book will be an objection, 415; faith
rightly founded, and reason, cannot be
opposed, 415—18; the doctrine of the
divine influence misunderstood, 418;
definition of reason, 418; mischievous
contrariety in the writings of our theo-
logians, 419, 20 ; accountability of man,
421; author's error in his essay on the
'revealed character of God,' 423; human
attributes applied to God, 424; God's
moral government of man, 425—27;
■ the eternity of future punishment,' 428;
•hereditary depravity," 429; 'did Christ
die for all men ?' 430, 1; 'of unbelief,'
432; the work a valuable accession to
modem theological writing, 433.

Hints on the necessity of a change of prin-
ciple in our legislation, for the efficient
protection of society from crime, 468;
author would convert all prisons into
asylums, 468; ilmtles mankind into three
classes, 468—70; dqtrccates our prison
system, 471,2. See Whately's thoughts
on secondary punishments.

Ireland, poor laws for, 325, et seq.

Legion's letter to the right hon.
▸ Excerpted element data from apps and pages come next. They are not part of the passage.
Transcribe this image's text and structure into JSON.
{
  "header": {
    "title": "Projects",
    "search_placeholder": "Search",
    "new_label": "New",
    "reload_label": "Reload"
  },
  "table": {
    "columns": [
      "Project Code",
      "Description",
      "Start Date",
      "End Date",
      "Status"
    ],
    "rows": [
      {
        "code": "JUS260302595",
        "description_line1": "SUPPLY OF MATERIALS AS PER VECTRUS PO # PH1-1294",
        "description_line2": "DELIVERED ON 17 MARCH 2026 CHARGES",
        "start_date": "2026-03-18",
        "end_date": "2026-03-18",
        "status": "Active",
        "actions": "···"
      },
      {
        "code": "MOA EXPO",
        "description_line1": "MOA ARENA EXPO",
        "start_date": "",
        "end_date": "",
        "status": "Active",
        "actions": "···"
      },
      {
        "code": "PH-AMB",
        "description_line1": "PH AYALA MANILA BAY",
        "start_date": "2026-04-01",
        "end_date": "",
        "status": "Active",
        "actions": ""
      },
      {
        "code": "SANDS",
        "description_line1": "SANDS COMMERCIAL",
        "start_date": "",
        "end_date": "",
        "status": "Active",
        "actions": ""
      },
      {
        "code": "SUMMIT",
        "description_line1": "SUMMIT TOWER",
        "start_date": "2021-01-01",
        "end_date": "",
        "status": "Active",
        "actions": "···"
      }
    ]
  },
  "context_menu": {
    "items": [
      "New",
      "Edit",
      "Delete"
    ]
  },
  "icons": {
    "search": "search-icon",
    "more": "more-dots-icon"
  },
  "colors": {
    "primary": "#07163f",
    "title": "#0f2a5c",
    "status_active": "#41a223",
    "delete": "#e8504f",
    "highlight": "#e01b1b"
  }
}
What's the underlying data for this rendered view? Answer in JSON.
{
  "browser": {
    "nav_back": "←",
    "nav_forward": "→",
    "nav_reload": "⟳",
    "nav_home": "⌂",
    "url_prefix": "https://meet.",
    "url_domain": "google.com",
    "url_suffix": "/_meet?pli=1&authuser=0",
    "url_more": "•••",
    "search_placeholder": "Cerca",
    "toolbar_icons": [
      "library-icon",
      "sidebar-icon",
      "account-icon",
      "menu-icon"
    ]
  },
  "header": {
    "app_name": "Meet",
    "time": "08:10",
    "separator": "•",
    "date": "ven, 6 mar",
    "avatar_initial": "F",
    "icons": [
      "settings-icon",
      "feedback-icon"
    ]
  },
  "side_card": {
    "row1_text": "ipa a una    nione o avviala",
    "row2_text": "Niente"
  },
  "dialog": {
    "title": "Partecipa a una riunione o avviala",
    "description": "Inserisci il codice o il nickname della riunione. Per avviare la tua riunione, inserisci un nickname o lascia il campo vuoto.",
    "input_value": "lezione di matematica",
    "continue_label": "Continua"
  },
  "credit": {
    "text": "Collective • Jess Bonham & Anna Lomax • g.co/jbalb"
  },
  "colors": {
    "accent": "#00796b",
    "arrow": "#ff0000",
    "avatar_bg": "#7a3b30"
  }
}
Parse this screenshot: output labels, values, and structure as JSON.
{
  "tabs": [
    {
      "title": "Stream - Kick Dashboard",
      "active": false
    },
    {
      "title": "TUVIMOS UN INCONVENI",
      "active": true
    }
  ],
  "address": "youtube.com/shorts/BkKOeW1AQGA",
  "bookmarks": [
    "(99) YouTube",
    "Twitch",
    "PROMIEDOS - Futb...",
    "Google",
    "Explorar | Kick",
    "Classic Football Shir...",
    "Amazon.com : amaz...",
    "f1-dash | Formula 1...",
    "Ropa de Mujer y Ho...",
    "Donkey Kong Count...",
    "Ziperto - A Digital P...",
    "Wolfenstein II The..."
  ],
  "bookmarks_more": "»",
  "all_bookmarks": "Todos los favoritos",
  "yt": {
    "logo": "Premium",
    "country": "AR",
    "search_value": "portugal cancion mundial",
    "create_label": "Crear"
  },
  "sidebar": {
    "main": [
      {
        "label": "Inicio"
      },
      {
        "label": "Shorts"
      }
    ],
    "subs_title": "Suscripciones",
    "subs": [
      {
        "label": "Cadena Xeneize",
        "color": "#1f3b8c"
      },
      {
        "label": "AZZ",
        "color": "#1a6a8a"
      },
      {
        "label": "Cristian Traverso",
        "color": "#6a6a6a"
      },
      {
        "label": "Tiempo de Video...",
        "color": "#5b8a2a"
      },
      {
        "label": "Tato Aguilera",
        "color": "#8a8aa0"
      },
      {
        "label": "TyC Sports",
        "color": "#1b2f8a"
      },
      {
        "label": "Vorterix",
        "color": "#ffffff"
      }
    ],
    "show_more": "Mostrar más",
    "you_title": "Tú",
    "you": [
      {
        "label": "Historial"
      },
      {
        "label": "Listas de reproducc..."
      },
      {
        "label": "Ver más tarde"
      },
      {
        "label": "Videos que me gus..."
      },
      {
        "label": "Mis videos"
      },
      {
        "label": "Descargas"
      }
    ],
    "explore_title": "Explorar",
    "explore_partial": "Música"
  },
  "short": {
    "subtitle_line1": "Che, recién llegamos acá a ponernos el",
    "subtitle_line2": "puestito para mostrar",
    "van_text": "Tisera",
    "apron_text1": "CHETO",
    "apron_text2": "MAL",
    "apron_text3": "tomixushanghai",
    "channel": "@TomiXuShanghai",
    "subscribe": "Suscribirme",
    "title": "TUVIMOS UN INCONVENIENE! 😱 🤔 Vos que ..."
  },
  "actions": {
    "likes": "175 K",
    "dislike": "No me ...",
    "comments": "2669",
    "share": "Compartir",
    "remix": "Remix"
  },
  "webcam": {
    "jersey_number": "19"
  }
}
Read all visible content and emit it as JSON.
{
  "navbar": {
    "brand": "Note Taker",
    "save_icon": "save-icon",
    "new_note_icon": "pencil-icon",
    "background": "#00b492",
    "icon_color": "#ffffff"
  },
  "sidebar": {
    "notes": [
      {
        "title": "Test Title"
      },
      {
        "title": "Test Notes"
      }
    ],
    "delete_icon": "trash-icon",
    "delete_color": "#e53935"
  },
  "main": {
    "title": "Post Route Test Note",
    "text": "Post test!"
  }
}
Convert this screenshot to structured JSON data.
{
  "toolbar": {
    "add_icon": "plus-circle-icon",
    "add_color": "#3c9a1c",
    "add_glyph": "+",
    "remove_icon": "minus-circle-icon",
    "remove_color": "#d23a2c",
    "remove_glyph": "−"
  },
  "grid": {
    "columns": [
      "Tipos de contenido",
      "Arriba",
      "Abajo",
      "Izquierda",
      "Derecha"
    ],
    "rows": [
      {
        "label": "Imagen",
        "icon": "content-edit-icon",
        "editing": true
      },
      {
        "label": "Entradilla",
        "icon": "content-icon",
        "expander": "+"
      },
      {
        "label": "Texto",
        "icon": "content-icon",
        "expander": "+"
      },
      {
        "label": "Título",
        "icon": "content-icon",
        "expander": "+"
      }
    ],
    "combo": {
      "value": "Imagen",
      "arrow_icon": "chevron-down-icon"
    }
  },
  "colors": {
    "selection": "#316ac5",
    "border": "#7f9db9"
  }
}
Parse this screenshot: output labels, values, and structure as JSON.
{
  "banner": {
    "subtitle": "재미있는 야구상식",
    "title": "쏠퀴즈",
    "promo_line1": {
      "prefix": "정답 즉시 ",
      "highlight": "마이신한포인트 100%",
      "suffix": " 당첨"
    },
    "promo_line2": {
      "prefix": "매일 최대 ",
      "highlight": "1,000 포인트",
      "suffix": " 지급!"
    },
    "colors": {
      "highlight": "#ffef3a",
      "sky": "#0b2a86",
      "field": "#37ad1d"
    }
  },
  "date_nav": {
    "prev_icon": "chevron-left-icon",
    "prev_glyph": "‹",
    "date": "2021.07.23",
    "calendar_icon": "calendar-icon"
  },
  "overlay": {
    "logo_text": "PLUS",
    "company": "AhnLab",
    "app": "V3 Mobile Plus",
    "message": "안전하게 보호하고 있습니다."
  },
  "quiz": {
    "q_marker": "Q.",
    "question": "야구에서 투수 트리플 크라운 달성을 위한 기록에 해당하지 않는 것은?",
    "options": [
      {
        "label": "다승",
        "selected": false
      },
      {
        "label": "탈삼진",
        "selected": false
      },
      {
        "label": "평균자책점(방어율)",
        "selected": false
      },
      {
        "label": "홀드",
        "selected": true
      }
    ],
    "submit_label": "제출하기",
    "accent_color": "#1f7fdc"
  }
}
E. G.
Stanley, &c, upon his scheme for abo-
lition of colonial slavery, 544; it is
founded upon two contradictory propo-

« ForrigeFortsett »